TASK ITEM:
Every line below must be reproduced exactly; no pictures are to be included.

MATERIAL PROVIDED:
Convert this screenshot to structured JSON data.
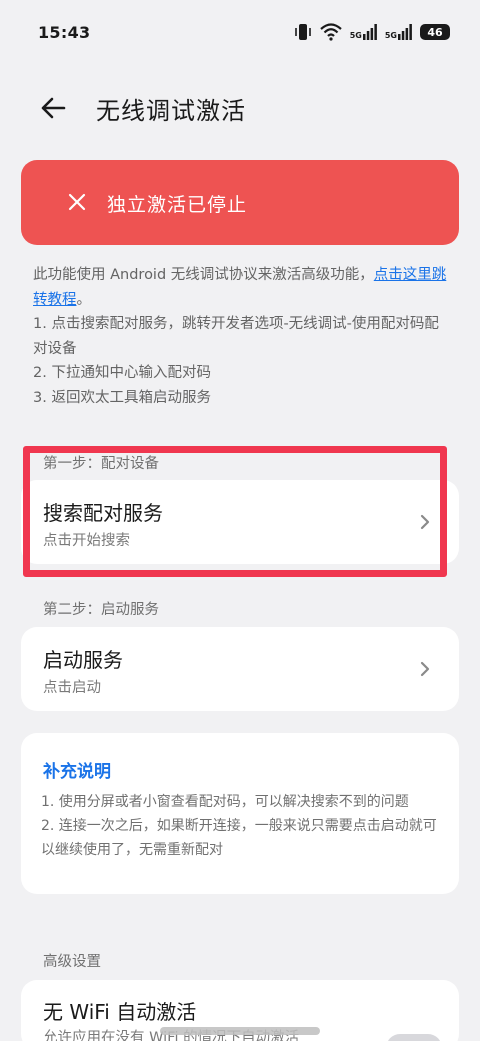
{
  "status_bar": {
    "time": "15:43",
    "net1": "5G",
    "net2": "5G",
    "battery": "46"
  },
  "header": {
    "title": "无线调试激活"
  },
  "alert": {
    "text": "独立激活已停止",
    "color": "#ee5352"
  },
  "description": {
    "intro": "此功能使用 Android 无线调试协议来激活高级功能，",
    "link": "点击这里跳转教程",
    "period": "。",
    "steps": [
      "1. 点击搜索配对服务，跳转开发者选项-无线调试-使用配对码配对设备",
      "2. 下拉通知中心输入配对码",
      "3. 返回欢太工具箱启动服务"
    ]
  },
  "step1": {
    "label": "第一步：配对设备",
    "title": "搜索配对服务",
    "subtitle": "点击开始搜索"
  },
  "step2": {
    "label": "第二步：启动服务",
    "title": "启动服务",
    "subtitle": "点击启动"
  },
  "notes": {
    "title": "补充说明",
    "lines": [
      "1. 使用分屏或者小窗查看配对码，可以解决搜索不到的问题",
      "2. 连接一次之后，如果断开连接，一般来说只需要点击启动就可以继续使用了，无需重新配对"
    ]
  },
  "advanced": {
    "label": "高级设置",
    "title": "无 WiFi 自动激活",
    "subtitle": "允许应用在没有 WiFi 的情况下自动激活"
  },
  "colors": {
    "accent": "#1a73e8",
    "highlight": "#f0374f"
  }
}
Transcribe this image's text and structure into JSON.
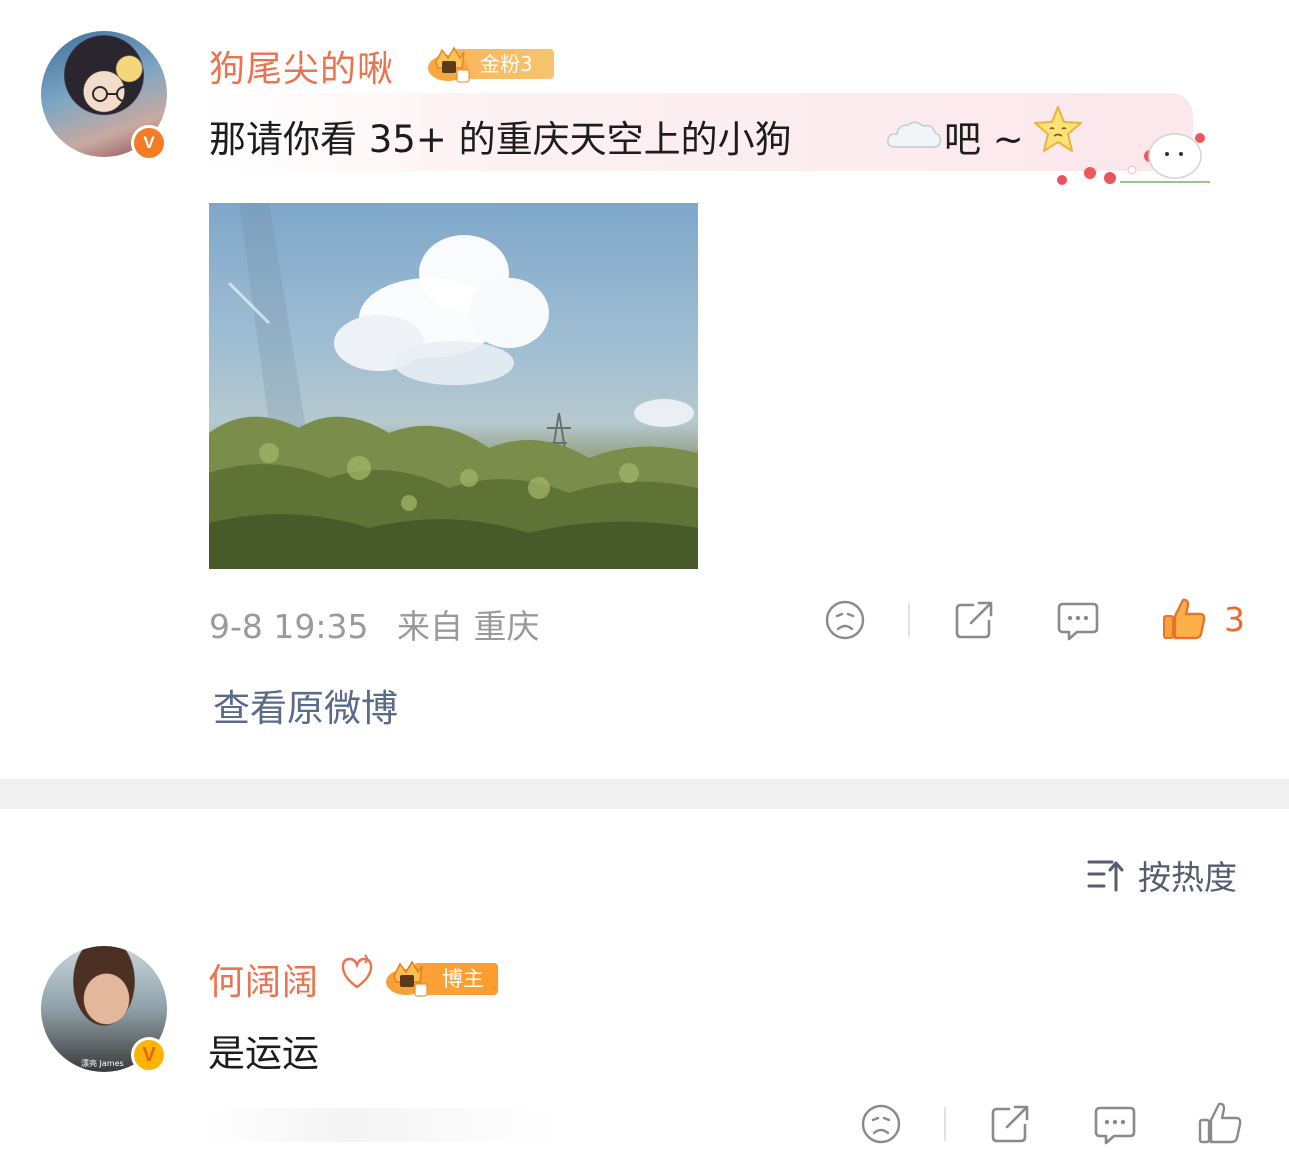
{
  "comment1": {
    "username": "狗尾尖的啾",
    "fan_badge": "金粉3",
    "text_main": "那请你看 35+ 的重庆天空上的小狗",
    "text_tail": "吧 ~",
    "emojis": [
      "cloud-emoji",
      "star-face-emoji"
    ],
    "date": "9-8 19:35",
    "source": "来自 重庆",
    "like_count": "3"
  },
  "view_original": "查看原微博",
  "sort": {
    "label": "按热度"
  },
  "comment2": {
    "username": "何阔阔",
    "role_badge": "博主",
    "text": "是运运",
    "avatar_caption": "漂亮 James"
  },
  "colors": {
    "username": "#eb7350",
    "like_active": "#e86b2c",
    "link": "#5a6a8a",
    "meta": "#9a9a9a",
    "separator": "#f0f0f0"
  },
  "icons": [
    "dislike-icon",
    "share-icon",
    "comment-icon",
    "like-icon",
    "sort-icon",
    "verified-icon",
    "crown-icon"
  ]
}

YOUR RESPONSE:
Convert this screenshot to structured JSON data.
{
  "status_bar": {
    "time": "15:43",
    "net1": "5G",
    "net2": "5G",
    "battery": "46"
  },
  "header": {
    "title": "无线调试激活"
  },
  "alert": {
    "text": "独立激活已停止",
    "color": "#ee5352"
  },
  "description": {
    "intro": "此功能使用 Android 无线调试协议来激活高级功能，",
    "link": "点击这里跳转教程",
    "period": "。",
    "steps": [
      "1. 点击搜索配对服务，跳转开发者选项-无线调试-使用配对码配对设备",
      "2. 下拉通知中心输入配对码",
      "3. 返回欢太工具箱启动服务"
    ]
  },
  "step1": {
    "label": "第一步：配对设备",
    "title": "搜索配对服务",
    "subtitle": "点击开始搜索"
  },
  "step2": {
    "label": "第二步：启动服务",
    "title": "启动服务",
    "subtitle": "点击启动"
  },
  "notes": {
    "title": "补充说明",
    "lines": [
      "1. 使用分屏或者小窗查看配对码，可以解决搜索不到的问题",
      "2. 连接一次之后，如果断开连接，一般来说只需要点击启动就可以继续使用了，无需重新配对"
    ]
  },
  "advanced": {
    "label": "高级设置",
    "title": "无 WiFi 自动激活",
    "subtitle": "允许应用在没有 WiFi 的情况下自动激活"
  },
  "colors": {
    "accent": "#1a73e8",
    "highlight": "#f0374f"
  }
}
Transcribe this image's text and structure into JSON.
{
  "comment1": {
    "username": "狗尾尖的啾",
    "fan_badge": "金粉3",
    "text_main": "那请你看 35+ 的重庆天空上的小狗",
    "text_tail": "吧 ~",
    "emojis": [
      "cloud-emoji",
      "star-face-emoji"
    ],
    "date": "9-8 19:35",
    "source": "来自 重庆",
    "like_count": "3"
  },
  "view_original": "查看原微博",
  "sort": {
    "label": "按热度"
  },
  "comment2": {
    "username": "何阔阔",
    "role_badge": "博主",
    "text": "是运运",
    "avatar_caption": "漂亮 James"
  },
  "colors": {
    "username": "#eb7350",
    "like_active": "#e86b2c",
    "link": "#5a6a8a",
    "meta": "#9a9a9a",
    "separator": "#f0f0f0"
  },
  "icons": [
    "dislike-icon",
    "share-icon",
    "comment-icon",
    "like-icon",
    "sort-icon",
    "verified-icon",
    "crown-icon"
  ]
}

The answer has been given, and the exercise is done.